Trio Marmelade and Hominy Grits: Gullah Traditions and Home Cooking in Ntozake Shange’s Sassafrass, Cypress, and Indigo
Sassafrass, Cypress, and Indigo is a novel that focuses on an understudied community in the American South. Ntozake Shange uses food history, recipes, and rituals to acquaint readers with Gullah people. Works of fiction about the Gullah people remain limited within African American literature, but this coastal com- munity is alive and well. In Black Hunger: Soul Food and America, Doris dubs Sassafrass, Cypress, and Indigo a “recipistolary novel” (Witt 11). This notion of recipistolary is what makes the novel unique within the dynamic realm of Black American literature. Historically, Black women have been excluded from consideration in the culinary arts. By contrast, Sassafrass, Cypress, and Indigo centers Gullah women in Black feminist writing while preserving traditions and tropes that are unique to the Lowland South and daily Black life in the United States.

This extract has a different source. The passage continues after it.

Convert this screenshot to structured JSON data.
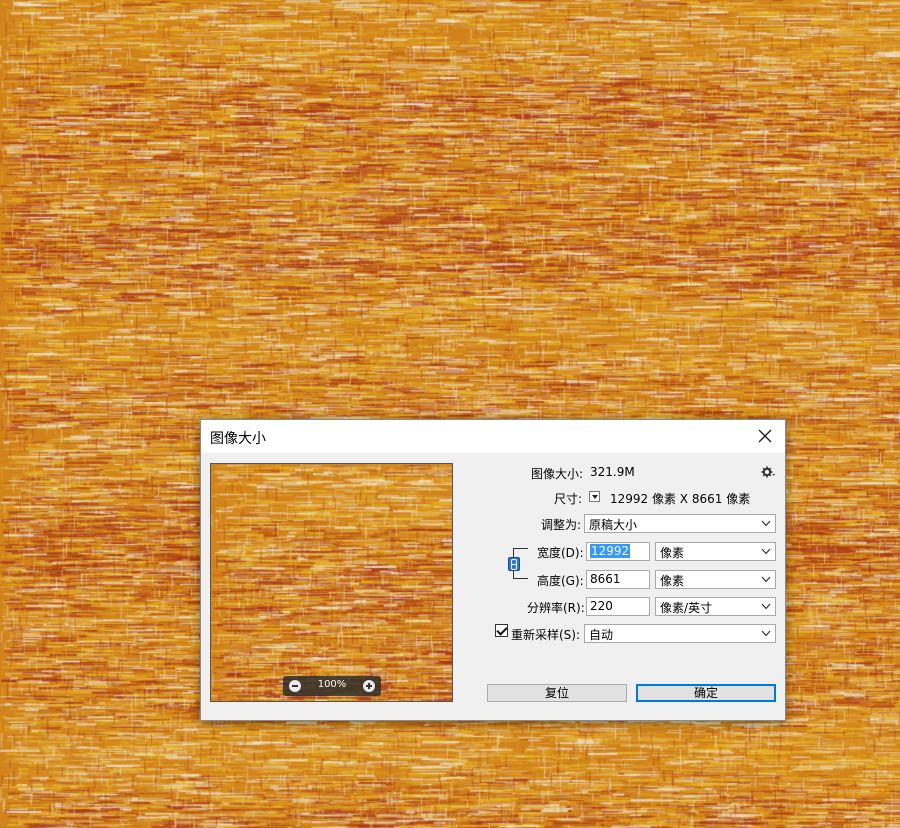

Shange passed away in 2018, and so this study punctuates her legacy as a Black storyteller with food, women, and history in mind.